* _Task to complete_: Isolate every line in the records below with "this" in it.

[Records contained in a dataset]
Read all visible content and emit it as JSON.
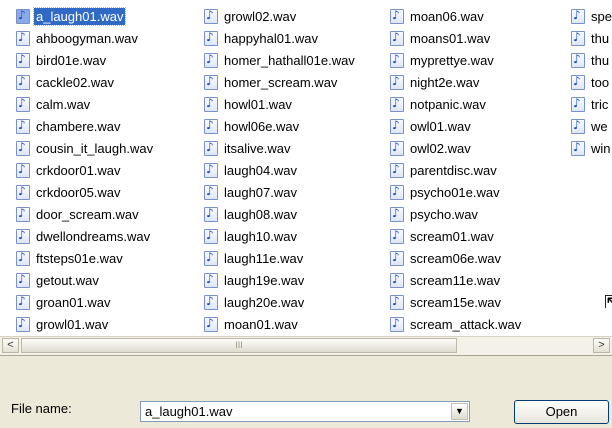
{
  "file_list": {
    "columns": [
      {
        "items": [
          {
            "name": "a_laugh01.wav",
            "selected": true
          },
          {
            "name": "ahboogyman.wav"
          },
          {
            "name": "bird01e.wav"
          },
          {
            "name": "cackle02.wav"
          },
          {
            "name": "calm.wav"
          },
          {
            "name": "chambere.wav"
          },
          {
            "name": "cousin_it_laugh.wav"
          },
          {
            "name": "crkdoor01.wav"
          },
          {
            "name": "crkdoor05.wav"
          },
          {
            "name": "door_scream.wav"
          },
          {
            "name": "dwellondreams.wav"
          },
          {
            "name": "ftsteps01e.wav"
          },
          {
            "name": "getout.wav"
          },
          {
            "name": "groan01.wav"
          },
          {
            "name": "growl01.wav"
          }
        ]
      },
      {
        "items": [
          {
            "name": "growl02.wav"
          },
          {
            "name": "happyhal01.wav"
          },
          {
            "name": "homer_hathall01e.wav"
          },
          {
            "name": "homer_scream.wav"
          },
          {
            "name": "howl01.wav"
          },
          {
            "name": "howl06e.wav"
          },
          {
            "name": "itsalive.wav"
          },
          {
            "name": "laugh04.wav"
          },
          {
            "name": "laugh07.wav"
          },
          {
            "name": "laugh08.wav"
          },
          {
            "name": "laugh10.wav"
          },
          {
            "name": "laugh11e.wav"
          },
          {
            "name": "laugh19e.wav"
          },
          {
            "name": "laugh20e.wav"
          },
          {
            "name": "moan01.wav"
          }
        ]
      },
      {
        "items": [
          {
            "name": "moan06.wav"
          },
          {
            "name": "moans01.wav"
          },
          {
            "name": "myprettye.wav"
          },
          {
            "name": "night2e.wav"
          },
          {
            "name": "notpanic.wav"
          },
          {
            "name": "owl01.wav"
          },
          {
            "name": "owl02.wav"
          },
          {
            "name": "parentdisc.wav"
          },
          {
            "name": "psycho01e.wav"
          },
          {
            "name": "psycho.wav"
          },
          {
            "name": "scream01.wav"
          },
          {
            "name": "scream06e.wav"
          },
          {
            "name": "scream11e.wav"
          },
          {
            "name": "scream15e.wav"
          },
          {
            "name": "scream_attack.wav"
          }
        ]
      },
      {
        "items": [
          {
            "name": "spe"
          },
          {
            "name": "thu"
          },
          {
            "name": "thu"
          },
          {
            "name": "too"
          },
          {
            "name": "tric"
          },
          {
            "name": "we"
          },
          {
            "name": "win"
          }
        ]
      }
    ],
    "file_icon": "audio-file-icon"
  },
  "scrollbar": {
    "left_arrow": "<",
    "right_arrow": ">",
    "thumb_grip": "III",
    "position": 0.0
  },
  "bottom": {
    "filename_label": "File name:",
    "filename_value": "a_laugh01.wav",
    "dropdown_arrow": "▼",
    "open_label": "Open"
  },
  "colors": {
    "selection": "#316ac5",
    "dialog_bg": "#ece9d8",
    "pane_bg": "#ffffff"
  }
}
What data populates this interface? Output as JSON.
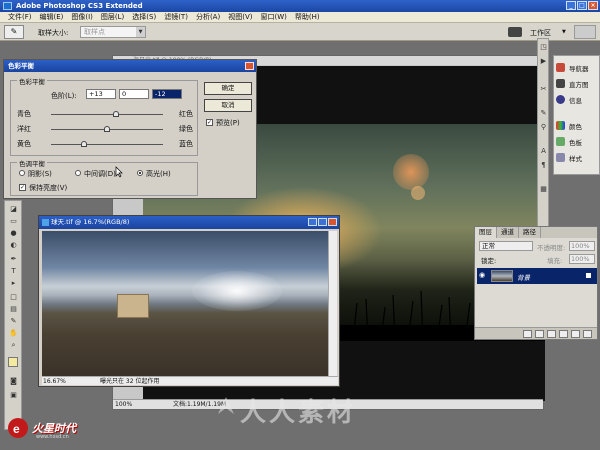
{
  "titlebar": {
    "title": "Adobe Photoshop CS3 Extended"
  },
  "menubar": {
    "items": [
      "文件(F)",
      "编辑(E)",
      "图像(I)",
      "图层(L)",
      "选择(S)",
      "滤镜(T)",
      "分析(A)",
      "视图(V)",
      "窗口(W)",
      "帮助(H)"
    ]
  },
  "options": {
    "sample_size_label": "取样大小:",
    "sample_size_value": "取样点",
    "workspace_label": "工作区"
  },
  "main_doc": {
    "title": "海日出.tif @ 100% (RGB/8)",
    "zoom": "100%",
    "info": "文档:1.19M/1.19M"
  },
  "small_doc": {
    "title": "球天.tif @ 16.7%(RGB/8)",
    "zoom": "16.67%",
    "info": "曝光只在 32 位起作用"
  },
  "color_balance": {
    "title": "色彩平衡",
    "group_balance": "色彩平衡",
    "levels_label": "色阶(L):",
    "levels": [
      "+13",
      "0",
      "-12"
    ],
    "sliders": [
      {
        "left": "青色",
        "right": "红色",
        "value": 13
      },
      {
        "left": "洋红",
        "right": "绿色",
        "value": 0
      },
      {
        "left": "黄色",
        "right": "蓝色",
        "value": -12
      }
    ],
    "group_tone": "色调平衡",
    "tones": [
      "阴影(S)",
      "中间调(D)",
      "高光(H)"
    ],
    "tone_selected": "高光(H)",
    "preserve": "保持亮度(V)",
    "ok": "确定",
    "cancel": "取消",
    "preview": "预览(P)"
  },
  "panels": {
    "items": [
      "导航器",
      "直方图",
      "信息",
      "颜色",
      "色板",
      "样式"
    ]
  },
  "layers": {
    "tabs": [
      "图层",
      "通道",
      "路径"
    ],
    "blend_mode": "正常",
    "opacity_label": "不透明度:",
    "opacity_value": "100%",
    "lock_label": "锁定:",
    "fill_label": "填充:",
    "fill_value": "100%",
    "layer_name": "背景"
  },
  "watermark": {
    "text": "人人素材"
  },
  "logo": {
    "text": "火星时代",
    "url": "www.hxsd.cn"
  },
  "colors": {
    "title_blue": "#1b47a3",
    "selection": "#0a246a"
  }
}
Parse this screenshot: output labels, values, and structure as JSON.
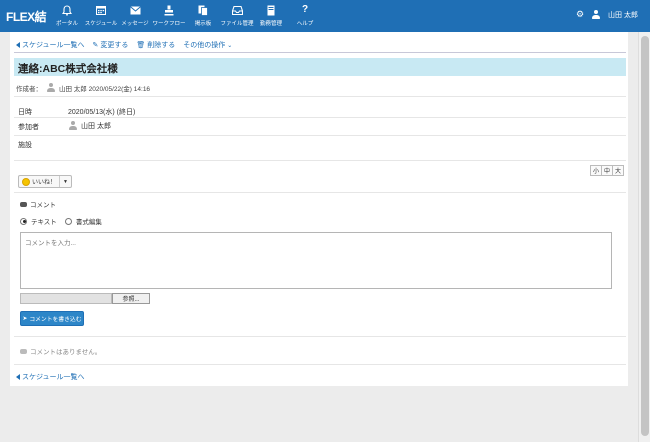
{
  "app": {
    "logo": "FLEX結"
  },
  "nav": [
    {
      "label": "ポータル",
      "icon": "bell-icon",
      "glyph": "🔔"
    },
    {
      "label": "スケジュール",
      "icon": "calendar-icon",
      "glyph": "▦"
    },
    {
      "label": "メッセージ",
      "icon": "envelope-icon",
      "glyph": "✉"
    },
    {
      "label": "ワークフロー",
      "icon": "stamp-icon",
      "glyph": "⊥"
    },
    {
      "label": "掲示板",
      "icon": "documents-icon",
      "glyph": "▤"
    },
    {
      "label": "ファイル管理",
      "icon": "inbox-icon",
      "glyph": "⬓"
    },
    {
      "label": "勤務管理",
      "icon": "timecard-icon",
      "glyph": "▯"
    },
    {
      "label": "ヘルプ",
      "icon": "help-icon",
      "glyph": "?"
    }
  ],
  "header": {
    "username": "山田 太郎"
  },
  "actions": {
    "back": "スケジュール一覧へ",
    "edit": "変更する",
    "delete": "削除する",
    "other": "その他の操作"
  },
  "schedule": {
    "title": "連絡:ABC株式会社様",
    "creator_label": "作成者：",
    "creator": "山田 太郎 2020/05/22(金) 14:16",
    "fields": {
      "datetime_label": "日時",
      "datetime_value": "2020/05/13(水) (終日)",
      "participants_label": "参加者",
      "participant": "山田 太郎",
      "facility_label": "施設"
    }
  },
  "font_sizes": [
    "小",
    "中",
    "大"
  ],
  "like": {
    "label": "いいね！"
  },
  "comment": {
    "header": "コメント",
    "mode_text": "テキスト",
    "mode_rich": "書式編集",
    "placeholder": "コメントを入力...",
    "browse": "参照...",
    "submit": "コメントを書き込む",
    "empty": "コメントはありません。"
  },
  "footer": {
    "back": "スケジュール一覧へ"
  },
  "colors": {
    "accent": "#1f6fb5",
    "title_bg": "#c8e9f3",
    "button": "#2d86c8"
  }
}
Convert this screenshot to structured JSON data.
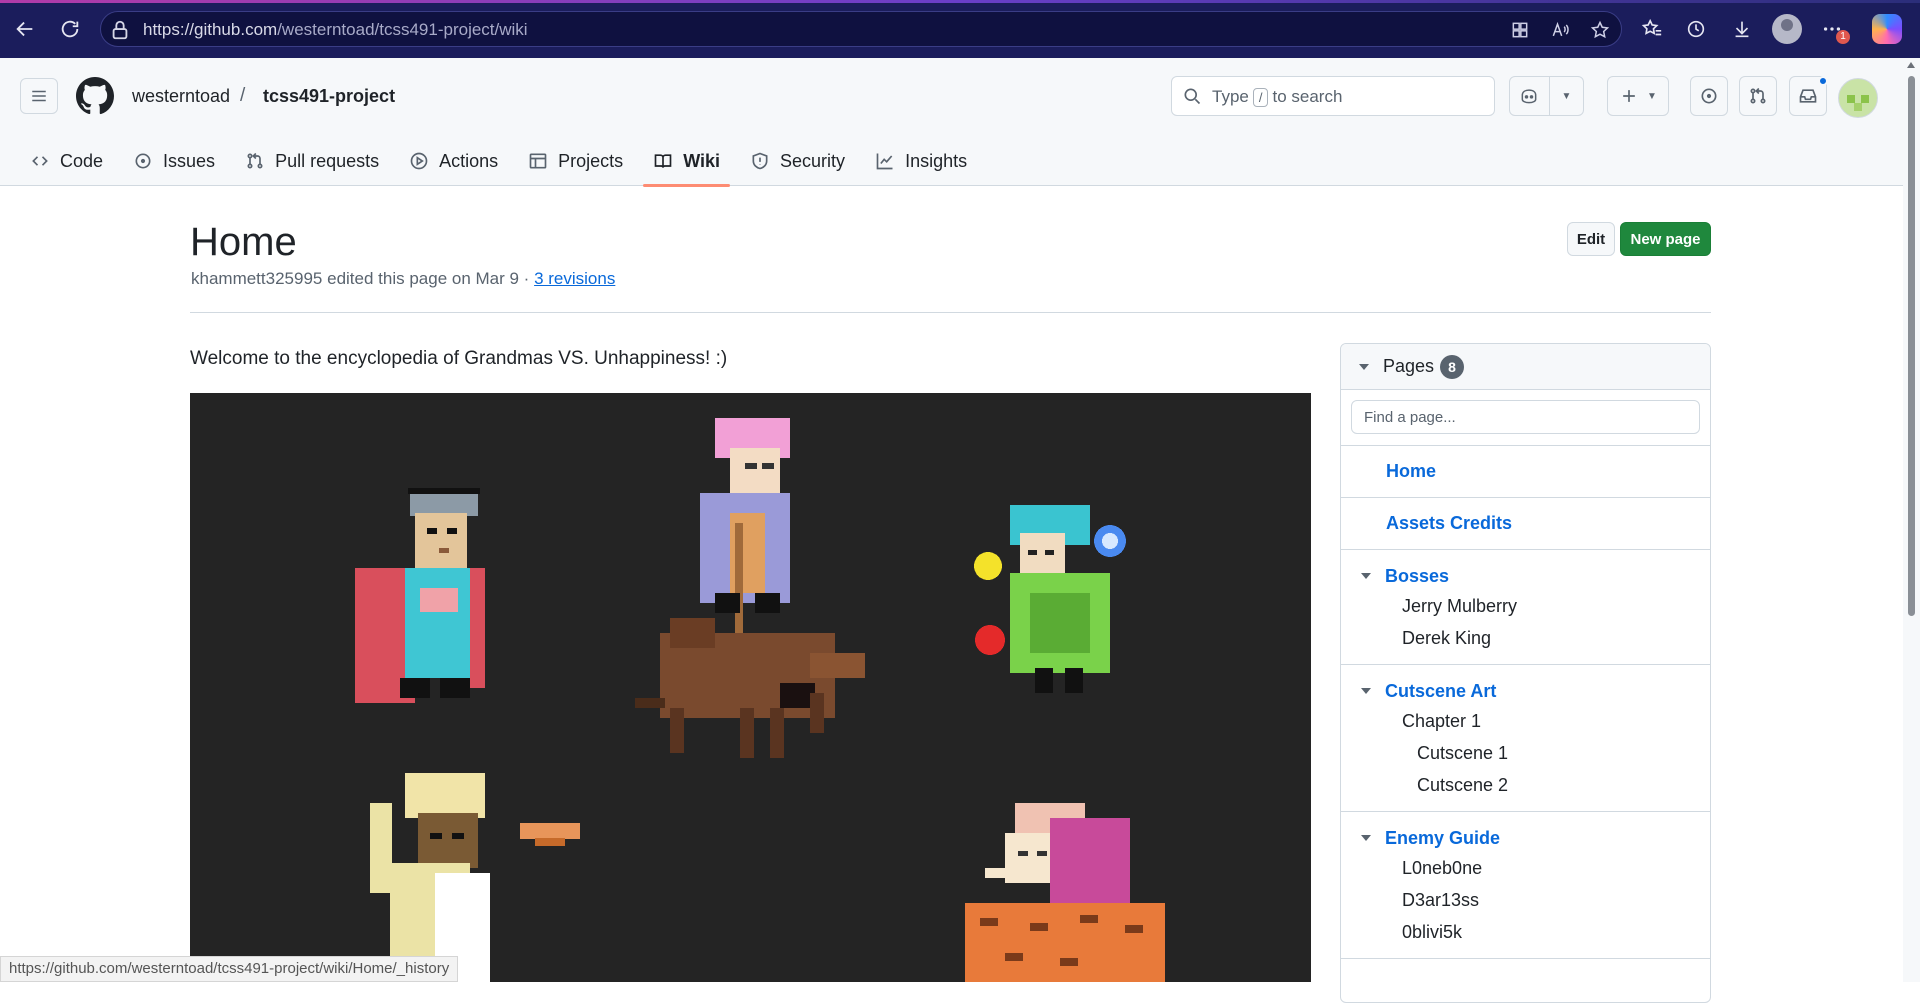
{
  "browser": {
    "url_host": "https://github.com",
    "url_path": "/westerntoad/tcss491-project/wiki",
    "notification_count": "1"
  },
  "header": {
    "owner": "westerntoad",
    "separator": "/",
    "repo": "tcss491-project",
    "search_prefix": "Type",
    "search_key": "/",
    "search_suffix": "to search"
  },
  "repo_nav": {
    "tabs": [
      {
        "label": "Code",
        "icon": "code-icon"
      },
      {
        "label": "Issues",
        "icon": "issue-icon"
      },
      {
        "label": "Pull requests",
        "icon": "pull-request-icon"
      },
      {
        "label": "Actions",
        "icon": "play-icon"
      },
      {
        "label": "Projects",
        "icon": "table-icon"
      },
      {
        "label": "Wiki",
        "icon": "book-icon",
        "selected": true
      },
      {
        "label": "Security",
        "icon": "shield-icon"
      },
      {
        "label": "Insights",
        "icon": "graph-icon"
      }
    ]
  },
  "page": {
    "title": "Home",
    "author": "khammett325995",
    "edit_text": "edited this page on Mar 9 ·",
    "revisions": "3 revisions",
    "edit_button": "Edit",
    "new_page_button": "New page",
    "welcome": "Welcome to the encyclopedia of Grandmas VS. Unhappiness! :)"
  },
  "sidebar": {
    "title": "Pages",
    "count": "8",
    "search_placeholder": "Find a page...",
    "links": [
      {
        "label": "Home"
      },
      {
        "label": "Assets Credits"
      }
    ],
    "groups": [
      {
        "label": "Bosses",
        "children": [
          "Jerry Mulberry",
          "Derek King"
        ]
      },
      {
        "label": "Cutscene Art",
        "children": [
          "Chapter 1"
        ],
        "grandchildren": [
          "Cutscene 1",
          "Cutscene 2"
        ]
      },
      {
        "label": "Enemy Guide",
        "children": [
          "L0neb0ne",
          "D3ar13ss",
          "0blivi5k"
        ]
      }
    ]
  },
  "status_bar": {
    "link_preview": "https://github.com/westerntoad/tcss491-project/wiki/Home/_history"
  },
  "colors": {
    "accent_blue": "#0969da",
    "primary_green": "#1f883d",
    "tab_underline": "#fd8c73",
    "browser_chrome": "#1b1d5c",
    "art_background": "#242424"
  }
}
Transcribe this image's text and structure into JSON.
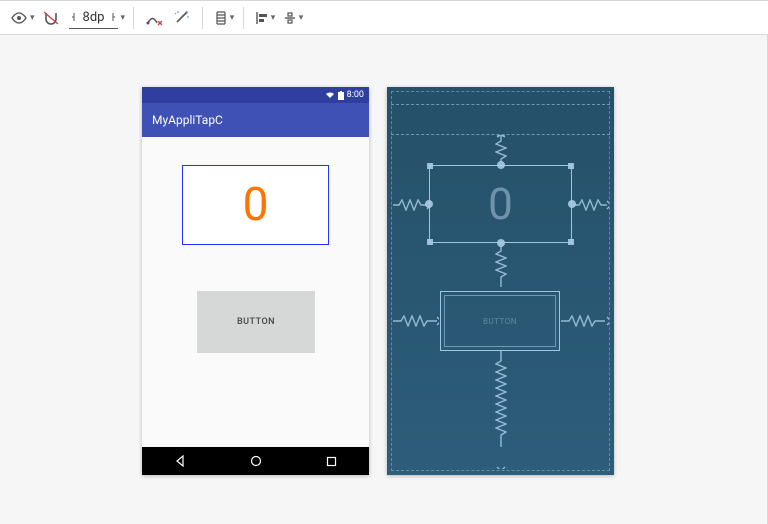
{
  "toolbar": {
    "grid_value": "8dp"
  },
  "preview": {
    "status_time": "8:00",
    "app_title": "MyAppliTapC",
    "textview_value": "0",
    "button_label": "BUTTON"
  },
  "blueprint": {
    "textview_value": "0",
    "button_label": "BUTTON"
  }
}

* _Solved problem_:
What data populates this interface? Output as JSON.
Parse this screenshot: output labels, values, and structure as JSON.
Convert this screenshot to structured JSON data.
    "edit_text": "edited this page on Mar 9 ·",
Transcribe this image's text and structure into JSON.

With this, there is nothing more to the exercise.